Attorney Fees

Most workers' compensation attorneys will accept your case on a contingency fee. This means that although you will not have to pay anything out of pocket up front, they are entitled to receive a certain percentage of any settlement money that you ultimately receive. The amount that your attorney is entitled to is normally governed by state laws and regulations. This is normally referred to as the Workers' Compensation Act of your state. The amounts of these fees can greatly vary from state to state.

For example, in California, a judge can award your attorney a fee of 10, 12, or 15%, depending on how difficult or complex your case is. Florida, on the other hand, allows an attorney to claim 20% of the first $5,000 you are awarded, 15% of the next $5,000, and then 5–10% of any remaining amount based on the time they have invested in your case. If you live in Missouri, you may have to pay up to 25% of any benefit you receive, while New York allows the judge to determine a fee that can range from 10–20%. 

In addition to your attorney's fees, you may also be responsible for other legal costs that are involved in preparing your case. These costs may include some of the following:

  • Medical records
  • Medical reports
  • Deposition fees
  • Travel expenses
  • Filing fees
  • Expert opinion fees

Although the final amount of your attorney's fee may have to be approved by a judge prior to you receiving your settlement, you should have an agreement in writing with your attorney at the time they accept your case. This agreement should include a general outline of anticipated costs and fees you may incur.

Medical Liens

If any of your injury-related medical bills have been paid for by Medicare or Medicaid, you may have to pay them back prior to receiving your settlement. If this is the case, Medicare or Medicaid will often establish a medical lien against any settlement you may receive. All medical liens must be satisfied by your attorney prior to any funds being distributed to you. 

Child Support

In addition to any medical liens that may be levied against any settlement you receive, you may also have to pay outstanding child support from your settlement. For the purposes of calculating child support, workers' compensation is considered to be income. This is because these payments have replaced the income that you were receiving prior to your injury. If you fall behind in your child support while you are receiving workers' compensation, your wages can be garnished up to a certain amount.

Once you enter into a workers' compensation settlement agreement, many states will require your attorney to make an inquiry to the state agency that handles child support payments. This inquiry will verify whether or not you owe any outstanding child-support payments or have an outstanding balance. If it is found that you are in arrears, these funds may be deducted from any settlement monies you receive.
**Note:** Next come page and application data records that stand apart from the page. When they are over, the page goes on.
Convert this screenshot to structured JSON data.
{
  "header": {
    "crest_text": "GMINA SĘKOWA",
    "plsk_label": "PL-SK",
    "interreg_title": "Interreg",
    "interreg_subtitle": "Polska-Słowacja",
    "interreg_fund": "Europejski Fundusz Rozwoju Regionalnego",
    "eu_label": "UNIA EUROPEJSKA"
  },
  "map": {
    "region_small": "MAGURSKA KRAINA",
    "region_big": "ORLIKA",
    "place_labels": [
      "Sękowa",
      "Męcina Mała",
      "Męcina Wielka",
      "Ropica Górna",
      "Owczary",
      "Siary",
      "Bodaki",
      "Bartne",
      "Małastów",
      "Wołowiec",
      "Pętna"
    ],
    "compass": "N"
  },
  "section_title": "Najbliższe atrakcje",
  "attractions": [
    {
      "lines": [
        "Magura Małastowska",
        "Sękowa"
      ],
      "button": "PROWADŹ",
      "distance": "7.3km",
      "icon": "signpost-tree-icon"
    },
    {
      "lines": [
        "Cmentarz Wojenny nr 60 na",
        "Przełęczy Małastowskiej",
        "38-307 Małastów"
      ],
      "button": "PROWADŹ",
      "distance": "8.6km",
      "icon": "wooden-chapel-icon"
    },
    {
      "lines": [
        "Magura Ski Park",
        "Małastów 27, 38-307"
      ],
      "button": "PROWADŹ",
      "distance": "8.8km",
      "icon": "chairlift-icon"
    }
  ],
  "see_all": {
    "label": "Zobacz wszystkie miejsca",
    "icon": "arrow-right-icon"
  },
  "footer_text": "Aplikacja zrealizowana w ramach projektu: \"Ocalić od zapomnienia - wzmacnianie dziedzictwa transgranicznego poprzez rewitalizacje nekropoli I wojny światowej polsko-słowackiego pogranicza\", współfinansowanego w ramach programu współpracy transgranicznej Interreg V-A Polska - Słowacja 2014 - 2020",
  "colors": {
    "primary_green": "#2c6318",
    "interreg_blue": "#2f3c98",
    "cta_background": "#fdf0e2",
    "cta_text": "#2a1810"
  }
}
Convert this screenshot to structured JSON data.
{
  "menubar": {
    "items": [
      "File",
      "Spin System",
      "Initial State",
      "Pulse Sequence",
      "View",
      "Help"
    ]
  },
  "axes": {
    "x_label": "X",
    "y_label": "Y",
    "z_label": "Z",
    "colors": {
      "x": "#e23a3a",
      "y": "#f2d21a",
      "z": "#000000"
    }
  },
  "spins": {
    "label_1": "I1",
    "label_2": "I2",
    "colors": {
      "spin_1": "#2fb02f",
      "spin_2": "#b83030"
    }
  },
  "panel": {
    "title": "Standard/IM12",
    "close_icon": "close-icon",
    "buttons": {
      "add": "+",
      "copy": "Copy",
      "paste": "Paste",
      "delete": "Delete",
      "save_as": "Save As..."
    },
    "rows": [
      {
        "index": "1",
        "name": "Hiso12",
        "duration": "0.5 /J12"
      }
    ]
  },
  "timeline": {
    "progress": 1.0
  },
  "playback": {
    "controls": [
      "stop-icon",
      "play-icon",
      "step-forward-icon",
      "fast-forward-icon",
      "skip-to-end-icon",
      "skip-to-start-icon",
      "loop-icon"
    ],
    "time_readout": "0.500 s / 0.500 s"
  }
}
A workers' compensation settlement agreement can be a very complex and confusing process. This is not something you should attempt without the advice of an experienced workers' compensation attorney. They regularly draft these agreements and will know how to maximize the amount you can get from the insurance company. This will help you take home more money even after any deductions are calculated. Find an attorney through a firm like Daniels Long & Pinsel.